We could go on and on about what Fallout 4 does right, but the game has so many intricacies that we'd end up writing a review at least three times the size of this one. All that you need to know is that it's always giving you reasons to veer from your current objective, tempting you to go off and do your own thing – and that's precisely why it's so hard to put down.

It's just a shame, then, that the experience is sometimes soured by a shaky frame rate. After 70 hours of exploring the Commonwealth, we haven't encountered any game-breaking bugs, and the title hasn't crashed on us once – which is a welcome change when it comes to Bethesda releases on Sony consoles – but with regular dips and some annoying split-second freezes, it's frustrating that Fallout 4 doesn't run as smoothly as it should. Make no mistake, these aren't major complaints by any means – but given that Fallout 4 is otherwise the most polished Bethesda game that we've played, it's a disappointing stumble.

Conclusion

Fallout 4 is a masterclass in open world design. Consistently engrossing and absolutely stuffed with intricacies, it's a title that'll keep you enthralled for hours at a time as you gradually unravel its desolate yet hopeful post-apocalyptic portrayal of Boston.

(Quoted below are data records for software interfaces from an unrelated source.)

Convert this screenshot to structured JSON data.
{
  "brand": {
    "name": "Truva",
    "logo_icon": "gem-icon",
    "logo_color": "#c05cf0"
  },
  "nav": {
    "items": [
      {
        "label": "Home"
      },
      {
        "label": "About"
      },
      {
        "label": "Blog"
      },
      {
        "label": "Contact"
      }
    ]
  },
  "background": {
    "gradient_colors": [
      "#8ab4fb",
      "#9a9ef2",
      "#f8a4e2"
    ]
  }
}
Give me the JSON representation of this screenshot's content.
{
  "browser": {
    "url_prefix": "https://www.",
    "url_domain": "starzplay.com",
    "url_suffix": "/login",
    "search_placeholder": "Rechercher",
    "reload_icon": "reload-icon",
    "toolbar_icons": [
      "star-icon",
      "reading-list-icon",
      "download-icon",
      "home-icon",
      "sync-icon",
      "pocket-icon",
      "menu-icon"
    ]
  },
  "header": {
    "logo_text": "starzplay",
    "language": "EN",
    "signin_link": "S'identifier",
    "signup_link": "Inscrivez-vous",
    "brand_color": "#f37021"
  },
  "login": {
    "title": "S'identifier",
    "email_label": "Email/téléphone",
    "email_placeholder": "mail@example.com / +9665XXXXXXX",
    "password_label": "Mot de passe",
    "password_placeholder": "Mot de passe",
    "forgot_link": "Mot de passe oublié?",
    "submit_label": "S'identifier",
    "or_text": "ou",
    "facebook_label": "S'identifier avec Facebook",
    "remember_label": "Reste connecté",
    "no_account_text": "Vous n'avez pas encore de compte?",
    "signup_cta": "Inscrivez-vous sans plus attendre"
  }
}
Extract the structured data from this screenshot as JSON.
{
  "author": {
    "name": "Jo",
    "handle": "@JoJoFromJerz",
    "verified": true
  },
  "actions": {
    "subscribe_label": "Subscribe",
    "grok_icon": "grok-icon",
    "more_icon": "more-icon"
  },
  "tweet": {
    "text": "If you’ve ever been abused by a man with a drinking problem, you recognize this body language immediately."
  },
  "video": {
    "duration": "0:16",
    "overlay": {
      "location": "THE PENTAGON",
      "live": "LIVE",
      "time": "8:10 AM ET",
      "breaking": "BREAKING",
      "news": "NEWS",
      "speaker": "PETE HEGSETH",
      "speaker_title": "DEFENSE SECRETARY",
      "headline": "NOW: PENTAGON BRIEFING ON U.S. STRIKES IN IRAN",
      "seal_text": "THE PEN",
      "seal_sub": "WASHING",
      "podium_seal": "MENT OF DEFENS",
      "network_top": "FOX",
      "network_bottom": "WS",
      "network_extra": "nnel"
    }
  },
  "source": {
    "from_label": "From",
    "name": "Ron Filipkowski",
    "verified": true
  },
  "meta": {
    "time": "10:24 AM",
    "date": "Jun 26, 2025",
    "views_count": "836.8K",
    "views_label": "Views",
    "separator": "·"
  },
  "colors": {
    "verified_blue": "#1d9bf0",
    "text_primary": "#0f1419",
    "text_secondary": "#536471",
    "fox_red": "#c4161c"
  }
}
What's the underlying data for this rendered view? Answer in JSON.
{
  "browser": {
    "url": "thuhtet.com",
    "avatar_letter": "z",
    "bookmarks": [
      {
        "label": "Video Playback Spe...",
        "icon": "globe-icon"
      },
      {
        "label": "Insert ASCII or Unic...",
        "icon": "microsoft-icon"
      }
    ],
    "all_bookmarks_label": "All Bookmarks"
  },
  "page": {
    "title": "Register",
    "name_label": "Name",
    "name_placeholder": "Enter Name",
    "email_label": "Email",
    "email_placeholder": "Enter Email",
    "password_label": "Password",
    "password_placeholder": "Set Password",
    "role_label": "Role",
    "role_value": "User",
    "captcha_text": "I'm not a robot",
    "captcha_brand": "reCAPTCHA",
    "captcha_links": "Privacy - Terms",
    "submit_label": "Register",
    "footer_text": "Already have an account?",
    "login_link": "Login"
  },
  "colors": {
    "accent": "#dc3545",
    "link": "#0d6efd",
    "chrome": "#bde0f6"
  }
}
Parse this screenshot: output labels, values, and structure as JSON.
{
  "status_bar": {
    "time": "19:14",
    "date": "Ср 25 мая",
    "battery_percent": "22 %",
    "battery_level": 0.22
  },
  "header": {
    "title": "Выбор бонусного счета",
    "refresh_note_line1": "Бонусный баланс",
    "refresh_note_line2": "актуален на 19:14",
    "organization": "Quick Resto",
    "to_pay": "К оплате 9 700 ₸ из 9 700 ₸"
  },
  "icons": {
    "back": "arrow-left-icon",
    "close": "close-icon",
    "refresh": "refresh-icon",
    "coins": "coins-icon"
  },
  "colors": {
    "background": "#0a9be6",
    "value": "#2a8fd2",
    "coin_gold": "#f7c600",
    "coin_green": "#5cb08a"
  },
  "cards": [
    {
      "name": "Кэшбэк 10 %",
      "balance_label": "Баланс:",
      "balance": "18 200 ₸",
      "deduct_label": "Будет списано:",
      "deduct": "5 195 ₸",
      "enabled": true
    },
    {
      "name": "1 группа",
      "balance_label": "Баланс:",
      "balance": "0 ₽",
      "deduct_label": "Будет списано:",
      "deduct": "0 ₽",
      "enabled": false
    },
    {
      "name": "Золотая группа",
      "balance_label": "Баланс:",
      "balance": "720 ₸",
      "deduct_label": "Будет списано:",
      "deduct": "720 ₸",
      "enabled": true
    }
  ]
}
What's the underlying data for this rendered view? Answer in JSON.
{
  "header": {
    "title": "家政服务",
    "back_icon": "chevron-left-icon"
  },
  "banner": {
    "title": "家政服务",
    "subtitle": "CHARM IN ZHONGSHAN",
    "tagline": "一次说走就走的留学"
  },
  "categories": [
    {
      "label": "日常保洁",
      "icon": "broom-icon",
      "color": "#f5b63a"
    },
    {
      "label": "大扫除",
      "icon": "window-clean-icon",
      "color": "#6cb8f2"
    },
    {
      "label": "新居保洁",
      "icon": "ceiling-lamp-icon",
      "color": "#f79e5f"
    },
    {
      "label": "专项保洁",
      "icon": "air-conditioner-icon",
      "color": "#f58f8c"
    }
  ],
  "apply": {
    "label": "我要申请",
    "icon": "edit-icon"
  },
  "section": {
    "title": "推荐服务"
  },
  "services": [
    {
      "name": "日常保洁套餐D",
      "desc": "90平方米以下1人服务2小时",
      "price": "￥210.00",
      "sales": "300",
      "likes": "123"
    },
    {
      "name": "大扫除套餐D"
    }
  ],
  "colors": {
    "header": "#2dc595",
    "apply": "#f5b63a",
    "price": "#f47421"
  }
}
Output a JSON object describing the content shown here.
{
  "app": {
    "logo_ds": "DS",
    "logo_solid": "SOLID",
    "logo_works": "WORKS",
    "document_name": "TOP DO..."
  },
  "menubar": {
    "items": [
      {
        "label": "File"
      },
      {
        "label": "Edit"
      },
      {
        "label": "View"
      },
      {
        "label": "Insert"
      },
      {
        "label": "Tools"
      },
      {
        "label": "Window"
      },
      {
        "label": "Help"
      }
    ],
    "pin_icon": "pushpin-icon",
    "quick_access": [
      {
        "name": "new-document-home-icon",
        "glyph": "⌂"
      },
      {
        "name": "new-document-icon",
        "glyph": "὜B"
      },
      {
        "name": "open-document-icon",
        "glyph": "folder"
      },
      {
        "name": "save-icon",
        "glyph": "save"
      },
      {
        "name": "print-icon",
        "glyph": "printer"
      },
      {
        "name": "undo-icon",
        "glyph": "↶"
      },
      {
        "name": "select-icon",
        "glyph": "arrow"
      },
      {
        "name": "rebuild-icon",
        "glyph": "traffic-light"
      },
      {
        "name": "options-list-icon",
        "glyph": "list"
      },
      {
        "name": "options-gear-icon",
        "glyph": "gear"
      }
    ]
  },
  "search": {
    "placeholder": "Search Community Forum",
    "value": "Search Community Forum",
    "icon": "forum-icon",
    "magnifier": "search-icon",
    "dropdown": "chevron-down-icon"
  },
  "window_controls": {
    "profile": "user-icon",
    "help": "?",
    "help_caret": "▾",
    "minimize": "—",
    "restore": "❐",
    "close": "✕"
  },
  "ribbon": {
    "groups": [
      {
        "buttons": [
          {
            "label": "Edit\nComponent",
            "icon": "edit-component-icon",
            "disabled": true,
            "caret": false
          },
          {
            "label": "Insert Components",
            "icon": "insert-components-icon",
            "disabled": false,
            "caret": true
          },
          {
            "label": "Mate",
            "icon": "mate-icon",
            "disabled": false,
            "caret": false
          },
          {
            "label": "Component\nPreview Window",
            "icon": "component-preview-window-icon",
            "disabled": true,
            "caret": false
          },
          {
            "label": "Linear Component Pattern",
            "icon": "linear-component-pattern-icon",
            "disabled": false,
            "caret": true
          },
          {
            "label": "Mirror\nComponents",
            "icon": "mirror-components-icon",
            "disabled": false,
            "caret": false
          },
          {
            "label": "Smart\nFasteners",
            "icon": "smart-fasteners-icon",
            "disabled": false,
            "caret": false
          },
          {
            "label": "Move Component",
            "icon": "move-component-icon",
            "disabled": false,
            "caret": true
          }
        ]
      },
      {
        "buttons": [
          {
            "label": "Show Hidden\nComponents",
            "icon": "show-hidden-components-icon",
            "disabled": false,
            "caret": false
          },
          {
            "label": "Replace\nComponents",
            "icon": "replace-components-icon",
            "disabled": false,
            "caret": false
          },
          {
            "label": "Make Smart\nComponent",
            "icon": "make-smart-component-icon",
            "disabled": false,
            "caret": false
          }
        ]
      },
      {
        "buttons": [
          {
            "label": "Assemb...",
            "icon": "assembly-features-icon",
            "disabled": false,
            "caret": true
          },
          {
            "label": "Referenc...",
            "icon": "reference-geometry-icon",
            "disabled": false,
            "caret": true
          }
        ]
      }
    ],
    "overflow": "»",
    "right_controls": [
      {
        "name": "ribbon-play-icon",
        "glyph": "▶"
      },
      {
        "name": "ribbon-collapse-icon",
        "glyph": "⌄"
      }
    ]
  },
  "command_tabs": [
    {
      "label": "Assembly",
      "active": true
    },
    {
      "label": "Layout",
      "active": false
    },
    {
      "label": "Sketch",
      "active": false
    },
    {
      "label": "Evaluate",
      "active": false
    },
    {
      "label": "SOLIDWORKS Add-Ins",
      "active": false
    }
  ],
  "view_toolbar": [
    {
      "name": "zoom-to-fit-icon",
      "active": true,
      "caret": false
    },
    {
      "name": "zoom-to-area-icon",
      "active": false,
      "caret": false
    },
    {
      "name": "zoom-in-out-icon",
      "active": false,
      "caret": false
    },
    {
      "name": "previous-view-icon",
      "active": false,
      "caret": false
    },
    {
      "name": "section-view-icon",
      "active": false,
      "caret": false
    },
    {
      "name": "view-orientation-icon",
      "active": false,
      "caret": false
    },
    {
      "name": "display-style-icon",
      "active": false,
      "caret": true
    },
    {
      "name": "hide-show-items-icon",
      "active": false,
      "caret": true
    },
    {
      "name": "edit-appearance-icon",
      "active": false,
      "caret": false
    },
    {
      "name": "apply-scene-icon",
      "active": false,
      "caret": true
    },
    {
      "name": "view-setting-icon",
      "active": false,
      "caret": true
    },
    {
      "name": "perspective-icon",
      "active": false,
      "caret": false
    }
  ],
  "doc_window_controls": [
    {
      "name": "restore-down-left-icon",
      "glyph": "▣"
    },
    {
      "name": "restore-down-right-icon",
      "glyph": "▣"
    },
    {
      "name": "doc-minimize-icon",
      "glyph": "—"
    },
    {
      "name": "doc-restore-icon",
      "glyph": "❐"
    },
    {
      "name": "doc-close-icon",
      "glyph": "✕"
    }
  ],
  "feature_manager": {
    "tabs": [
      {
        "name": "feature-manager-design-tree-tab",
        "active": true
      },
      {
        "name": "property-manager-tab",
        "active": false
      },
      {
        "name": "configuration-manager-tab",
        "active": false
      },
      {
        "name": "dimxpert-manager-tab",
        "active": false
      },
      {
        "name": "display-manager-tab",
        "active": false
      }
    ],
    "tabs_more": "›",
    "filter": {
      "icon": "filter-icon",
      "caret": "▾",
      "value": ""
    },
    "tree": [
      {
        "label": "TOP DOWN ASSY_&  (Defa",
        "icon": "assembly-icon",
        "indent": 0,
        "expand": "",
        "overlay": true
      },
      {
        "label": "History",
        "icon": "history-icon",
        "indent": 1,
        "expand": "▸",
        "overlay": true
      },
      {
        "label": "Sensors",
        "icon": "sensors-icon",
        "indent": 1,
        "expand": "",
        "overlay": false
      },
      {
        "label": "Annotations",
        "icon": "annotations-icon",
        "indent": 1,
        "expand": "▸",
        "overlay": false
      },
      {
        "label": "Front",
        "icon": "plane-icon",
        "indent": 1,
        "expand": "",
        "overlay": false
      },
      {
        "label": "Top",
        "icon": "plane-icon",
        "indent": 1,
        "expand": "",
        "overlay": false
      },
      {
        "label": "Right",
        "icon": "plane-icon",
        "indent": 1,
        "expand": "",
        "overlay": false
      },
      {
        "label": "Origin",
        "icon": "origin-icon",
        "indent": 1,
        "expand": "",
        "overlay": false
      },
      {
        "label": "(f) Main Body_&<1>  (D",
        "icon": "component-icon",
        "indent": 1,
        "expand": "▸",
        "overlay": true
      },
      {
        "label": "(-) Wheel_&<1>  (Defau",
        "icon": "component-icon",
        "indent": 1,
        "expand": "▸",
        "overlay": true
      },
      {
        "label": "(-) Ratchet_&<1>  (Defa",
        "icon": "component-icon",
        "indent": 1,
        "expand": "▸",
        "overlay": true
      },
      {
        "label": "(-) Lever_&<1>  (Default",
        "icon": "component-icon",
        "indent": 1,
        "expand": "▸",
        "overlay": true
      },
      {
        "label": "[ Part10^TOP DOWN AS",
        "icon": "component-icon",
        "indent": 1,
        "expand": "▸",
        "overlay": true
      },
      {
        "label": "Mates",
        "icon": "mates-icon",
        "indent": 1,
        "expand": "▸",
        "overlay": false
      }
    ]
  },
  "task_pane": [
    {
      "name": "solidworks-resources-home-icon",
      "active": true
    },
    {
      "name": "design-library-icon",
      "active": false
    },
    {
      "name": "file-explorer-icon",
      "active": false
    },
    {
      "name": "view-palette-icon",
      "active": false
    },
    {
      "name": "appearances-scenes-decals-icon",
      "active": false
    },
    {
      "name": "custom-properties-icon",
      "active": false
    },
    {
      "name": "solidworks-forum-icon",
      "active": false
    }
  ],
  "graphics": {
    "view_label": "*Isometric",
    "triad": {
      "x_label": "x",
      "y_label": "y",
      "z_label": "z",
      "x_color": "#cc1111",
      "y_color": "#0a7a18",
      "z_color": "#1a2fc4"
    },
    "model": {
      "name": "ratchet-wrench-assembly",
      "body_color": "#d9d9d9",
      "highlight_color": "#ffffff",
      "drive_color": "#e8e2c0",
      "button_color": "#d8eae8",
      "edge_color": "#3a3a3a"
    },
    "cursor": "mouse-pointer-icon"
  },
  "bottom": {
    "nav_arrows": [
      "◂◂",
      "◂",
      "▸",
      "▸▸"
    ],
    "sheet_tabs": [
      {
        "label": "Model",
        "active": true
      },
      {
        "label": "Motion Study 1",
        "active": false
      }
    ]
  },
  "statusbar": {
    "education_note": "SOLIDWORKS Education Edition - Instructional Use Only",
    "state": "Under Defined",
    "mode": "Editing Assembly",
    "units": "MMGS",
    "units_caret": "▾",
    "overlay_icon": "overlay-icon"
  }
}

Although it's let down by some disappointing frame rate issues, it's not enough to detract from what's otherwise one of the most atmospheric and beautifully brutal games on the PS4. Significantly improved combat, a constant wealth of gameplay options, and a heavy emphasis on player choice combine to create an adventure that's truly memorable.